**Items from an interface collection:**
◇ ◇ ◇ ◇ ◇

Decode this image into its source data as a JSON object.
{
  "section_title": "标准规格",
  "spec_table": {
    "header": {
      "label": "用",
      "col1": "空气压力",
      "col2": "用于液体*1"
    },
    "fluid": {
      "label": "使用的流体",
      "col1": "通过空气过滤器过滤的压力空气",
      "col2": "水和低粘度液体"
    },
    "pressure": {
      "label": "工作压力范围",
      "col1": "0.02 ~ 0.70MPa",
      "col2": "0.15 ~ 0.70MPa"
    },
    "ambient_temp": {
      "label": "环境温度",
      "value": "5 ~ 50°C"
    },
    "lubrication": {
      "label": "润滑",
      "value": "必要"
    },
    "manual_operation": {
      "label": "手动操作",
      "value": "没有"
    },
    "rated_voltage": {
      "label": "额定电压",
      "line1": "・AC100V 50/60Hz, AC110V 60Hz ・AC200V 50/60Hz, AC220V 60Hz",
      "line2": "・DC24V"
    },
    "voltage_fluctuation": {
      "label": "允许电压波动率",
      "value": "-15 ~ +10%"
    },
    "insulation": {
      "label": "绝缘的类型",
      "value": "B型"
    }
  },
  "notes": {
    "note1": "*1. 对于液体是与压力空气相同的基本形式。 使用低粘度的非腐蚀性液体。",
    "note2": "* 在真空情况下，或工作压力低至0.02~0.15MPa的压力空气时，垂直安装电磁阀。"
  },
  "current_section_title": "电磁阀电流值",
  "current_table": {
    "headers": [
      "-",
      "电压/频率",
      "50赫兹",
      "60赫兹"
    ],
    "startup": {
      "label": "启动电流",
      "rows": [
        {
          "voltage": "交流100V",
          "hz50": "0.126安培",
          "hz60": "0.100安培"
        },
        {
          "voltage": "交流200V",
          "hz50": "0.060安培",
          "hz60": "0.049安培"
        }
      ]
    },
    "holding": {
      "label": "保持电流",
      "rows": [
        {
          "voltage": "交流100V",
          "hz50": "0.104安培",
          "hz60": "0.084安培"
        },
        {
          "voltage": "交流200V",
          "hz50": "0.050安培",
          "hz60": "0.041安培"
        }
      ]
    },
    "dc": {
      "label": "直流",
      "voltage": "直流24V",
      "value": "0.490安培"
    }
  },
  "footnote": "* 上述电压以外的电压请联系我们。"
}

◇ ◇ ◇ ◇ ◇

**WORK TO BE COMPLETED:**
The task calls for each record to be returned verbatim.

**SOLUTION TO THIS TASK:**
Decode this image into its source data as a JSON object.
{
  "section_title": "标准规格",
  "spec_table": {
    "header": {
      "label": "用",
      "col1": "空气压力",
      "col2": "用于液体*1"
    },
    "fluid": {
      "label": "使用的流体",
      "col1": "通过空气过滤器过滤的压力空气",
      "col2": "水和低粘度液体"
    },
    "pressure": {
      "label": "工作压力范围",
      "col1": "0.02 ~ 0.70MPa",
      "col2": "0.15 ~ 0.70MPa"
    },
    "ambient_temp": {
      "label": "环境温度",
      "value": "5 ~ 50°C"
    },
    "lubrication": {
      "label": "润滑",
      "value": "必要"
    },
    "manual_operation": {
      "label": "手动操作",
      "value": "没有"
    },
    "rated_voltage": {
      "label": "额定电压",
      "line1": "・AC100V 50/60Hz, AC110V 60Hz ・AC200V 50/60Hz, AC220V 60Hz",
      "line2": "・DC24V"
    },
    "voltage_fluctuation": {
      "label": "允许电压波动率",
      "value": "-15 ~ +10%"
    },
    "insulation": {
      "label": "绝缘的类型",
      "value": "B型"
    }
  },
  "notes": {
    "note1": "*1. 对于液体是与压力空气相同的基本形式。 使用低粘度的非腐蚀性液体。",
    "note2": "* 在真空情况下，或工作压力低至0.02~0.15MPa的压力空气时，垂直安装电磁阀。"
  },
  "current_section_title": "电磁阀电流值",
  "current_table": {
    "headers": [
      "-",
      "电压/频率",
      "50赫兹",
      "60赫兹"
    ],
    "startup": {
      "label": "启动电流",
      "rows": [
        {
          "voltage": "交流100V",
          "hz50": "0.126安培",
          "hz60": "0.100安培"
        },
        {
          "voltage": "交流200V",
          "hz50": "0.060安培",
          "hz60": "0.049安培"
        }
      ]
    },
    "holding": {
      "label": "保持电流",
      "rows": [
        {
          "voltage": "交流100V",
          "hz50": "0.104安培",
          "hz60": "0.084安培"
        },
        {
          "voltage": "交流200V",
          "hz50": "0.050安培",
          "hz60": "0.041安培"
        }
      ]
    },
    "dc": {
      "label": "直流",
      "voltage": "直流24V",
      "value": "0.490安培"
    }
  },
  "footnote": "* 上述电压以外的电压请联系我们。"
}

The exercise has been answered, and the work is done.